But nothing — not the lack of diversity in the nominees, not the occasional egregious omission (no Gerwig for Screenplay, Zellweger for Judy) could take away from the absolute giddiness that was seeing Parasite sweep so many major awards. Of course, doing so also meant that poor Director Bong had to get up to the mic no fewer than three times to accept awards.
While he’s quipped about the Oscars being a “local awards show” in the past, he was endearingly self-effacing in all of his speeches, from his insistence that everyone stand up and clap for the awards-snubbed cast of his film, to adorably quipping that “I’m ready to drink tonight” after his first win.
Still, the Bong moment of the night came when he paid grateful homage to his fellow directing nominees, from Scorsese (inspiring a standing ovation) to Tarantino (quashing whatever silly rumors were floating around Twitter that they had a beef based on one sour still image of QT’s face), and insisting they take a “Texas Chain Saw” to his Oscar and share it among the five nominees. Now, that I’d like to see. –Clint Worthington
Once Upon a Future in Hollywood
Over the past few weeks, backlash over the lack of diversity in the nominees has been harsh, and the producers of tonight’s ceremony clearly took notice. The 92nd Academy Awards ceremony was filled with women and people of color, and the producers were fairly transparent in their efforts to go out of their way to show us that they do value inclusiveness … even if many of their members don’t. While this is a welcome change and I love seeing Kelly Marie Tran, Questlove, Utkarsh Ambudkar, and acknowledgment of the indigenous people on whose land the Dolby was built, something about it didn’t sit right.
Toward the end, Jane Fonda said nothing is more important than raising awareness, but I would argue that taking action is equally, if not more, important. I don’t want to be told that all women are superheroes, I want women and people of color to have the opportunity to show it in Hollywood and an Academy Award nomination goes a long way toward making that possible. The idea that we should solely value quality may work as a logical ideal, but that is not the world we live in. We are in need of a course correction.

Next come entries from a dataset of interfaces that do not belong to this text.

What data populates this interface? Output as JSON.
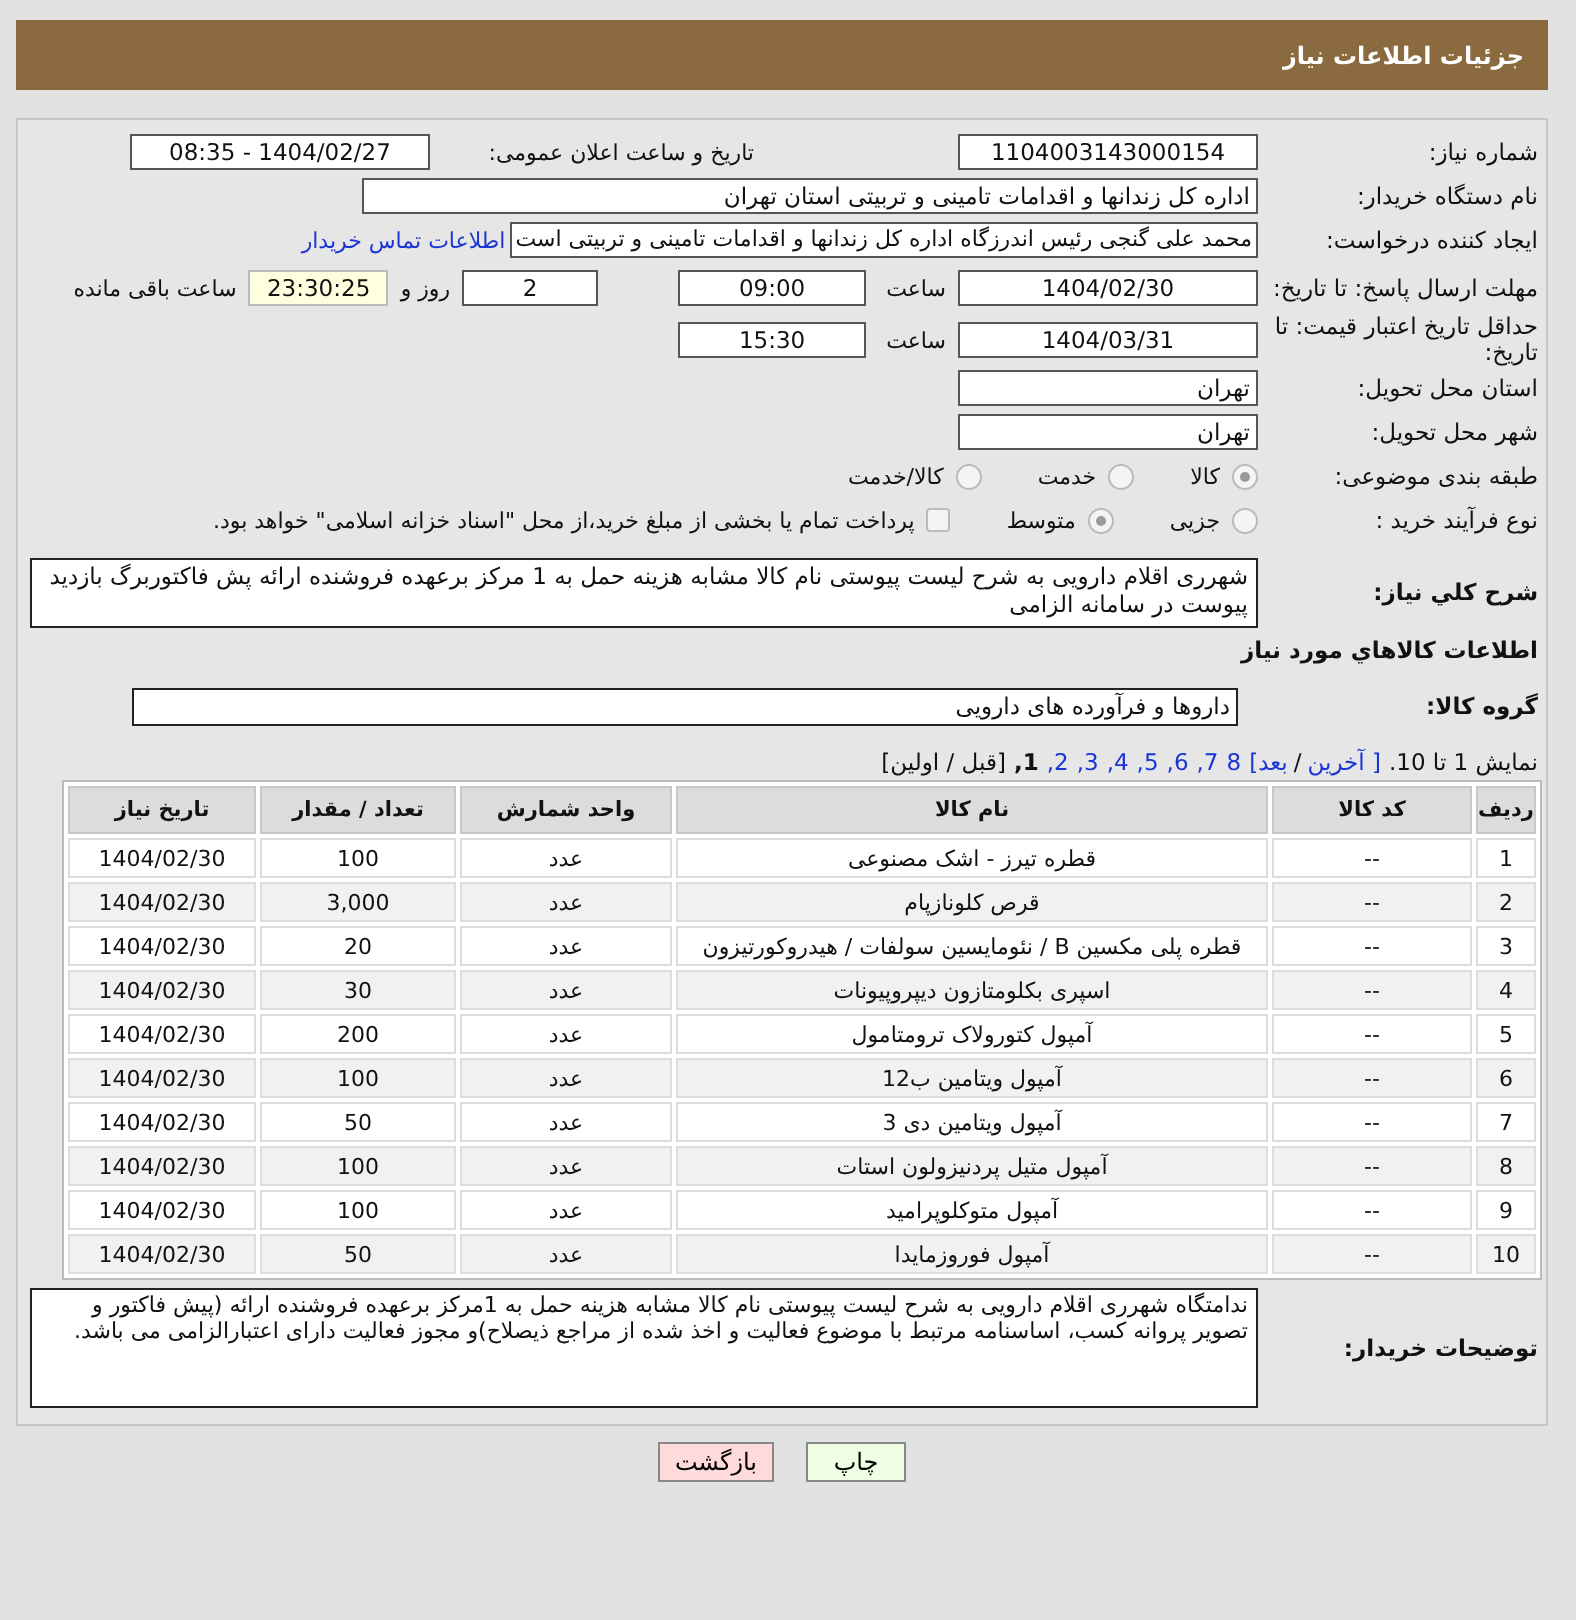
{
  "header": {
    "title": "جزئیات اطلاعات نیاز"
  },
  "fields": {
    "need_number": {
      "label": "شماره نیاز:",
      "value": "1104003143000154"
    },
    "announce": {
      "label": "تاریخ و ساعت اعلان عمومی:",
      "value": "1404/02/27 - 08:35"
    },
    "buyer_org": {
      "label": "نام دستگاه خریدار:",
      "value": "اداره کل زندانها و اقدامات تامینی و تربیتی استان تهران"
    },
    "requester": {
      "label": "ایجاد کننده درخواست:",
      "value": "محمد علی گنجی رئیس اندرزگاه  اداره کل زندانها و اقدامات تامینی و تربیتی است",
      "link": "اطلاعات تماس خریدار"
    },
    "deadline": {
      "label": "مهلت ارسال پاسخ: تا تاریخ:",
      "date": "1404/02/30",
      "time_label": "ساعت",
      "time": "09:00",
      "days": "2",
      "days_label": "روز و",
      "remaining": "23:30:25",
      "remaining_label": "ساعت باقی مانده"
    },
    "validity": {
      "label": "حداقل تاریخ اعتبار قیمت: تا تاریخ:",
      "date": "1404/03/31",
      "time_label": "ساعت",
      "time": "15:30"
    },
    "province": {
      "label": "استان محل تحویل:",
      "value": "تهران"
    },
    "city": {
      "label": "شهر محل تحویل:",
      "value": "تهران"
    }
  },
  "category": {
    "label": "طبقه بندی موضوعی:",
    "options": [
      {
        "label": "کالا",
        "selected": true
      },
      {
        "label": "خدمت",
        "selected": false
      },
      {
        "label": "کالا/خدمت",
        "selected": false
      }
    ]
  },
  "purchase_type": {
    "label": "نوع فرآیند خرید :",
    "options": [
      {
        "label": "جزیی",
        "selected": false
      },
      {
        "label": "متوسط",
        "selected": true
      }
    ],
    "treasury": {
      "checked": false,
      "text": "پرداخت تمام یا بخشی از مبلغ خرید،از محل \"اسناد خزانه اسلامی\" خواهد بود."
    }
  },
  "description": {
    "label": "شرح کلي نياز:",
    "value": "شهرری اقلام دارویی به شرح لیست پیوستی نام کالا مشابه هزینه حمل به 1 مرکز برعهده فروشنده ارائه پش فاکتوربرگ بازدید پیوست در سامانه الزامی"
  },
  "goods_heading": "اطلاعات کالاهاي مورد نياز",
  "goods_group": {
    "label": "گروه کالا:",
    "value": "داروها و فرآورده های دارویی"
  },
  "pagination": {
    "summary": "نمایش 1 تا 10.",
    "nav": [
      {
        "label": "[ آخرین"
      },
      {
        "label": "/"
      },
      {
        "label": "بعد]"
      }
    ],
    "pages": [
      {
        "label": "8",
        "selected": false
      },
      {
        "label": "7,",
        "selected": false
      },
      {
        "label": "6,",
        "selected": false
      },
      {
        "label": "5,",
        "selected": false
      },
      {
        "label": "4,",
        "selected": false
      },
      {
        "label": "3,",
        "selected": false
      },
      {
        "label": "2,",
        "selected": false
      },
      {
        "label": "1,",
        "selected": true
      }
    ],
    "prev": "[قبل / اولین]"
  },
  "table": {
    "columns": [
      "ردیف",
      "کد کالا",
      "نام کالا",
      "واحد شمارش",
      "تعداد / مقدار",
      "تاریخ نیاز"
    ],
    "rows": [
      [
        "1",
        "--",
        "قطره تیرز - اشک مصنوعی",
        "عدد",
        "100",
        "1404/02/30"
      ],
      [
        "2",
        "--",
        "قرص کلونازپام",
        "عدد",
        "3,000",
        "1404/02/30"
      ],
      [
        "3",
        "--",
        "قطره پلی مکسین B / نئومایسین سولفات / هیدروکورتیزون",
        "عدد",
        "20",
        "1404/02/30"
      ],
      [
        "4",
        "--",
        "اسپری بکلومتازون دیپروپیونات",
        "عدد",
        "30",
        "1404/02/30"
      ],
      [
        "5",
        "--",
        "آمپول کتورولاک ترومتامول",
        "عدد",
        "200",
        "1404/02/30"
      ],
      [
        "6",
        "--",
        "آمپول ویتامین ب12",
        "عدد",
        "100",
        "1404/02/30"
      ],
      [
        "7",
        "--",
        "آمپول ویتامین دی 3",
        "عدد",
        "50",
        "1404/02/30"
      ],
      [
        "8",
        "--",
        "آمپول متیل پردنیزولون استات",
        "عدد",
        "100",
        "1404/02/30"
      ],
      [
        "9",
        "--",
        "آمپول متوکلوپرامید",
        "عدد",
        "100",
        "1404/02/30"
      ],
      [
        "10",
        "--",
        "آمپول فوروزمایدا",
        "عدد",
        "50",
        "1404/02/30"
      ]
    ]
  },
  "buyer_notes": {
    "label": "توضیحات خریدار:",
    "value": "ندامتگاه شهرری اقلام دارویی به شرح لیست پیوستی نام کالا مشابه هزینه حمل به 1مرکز برعهده فروشنده ارائه (پیش فاکتور و  تصویر پروانه کسب، اساسنامه مرتبط با موضوع فعالیت و اخذ شده از مراجع ذیصلاح)و مجوز فعالیت دارای اعتبارالزامی می باشد."
  },
  "buttons": [
    {
      "label": "چاپ",
      "kind": "print"
    },
    {
      "label": "بازگشت",
      "kind": "back"
    }
  ]
}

And while the diverse ceremony was a refreshing change — not to mention, Parasite’s unlikely sweep — we are still a ways off from the systemic changes needed to make #OscarsSoWhite a thing of the past. –Jenn Adams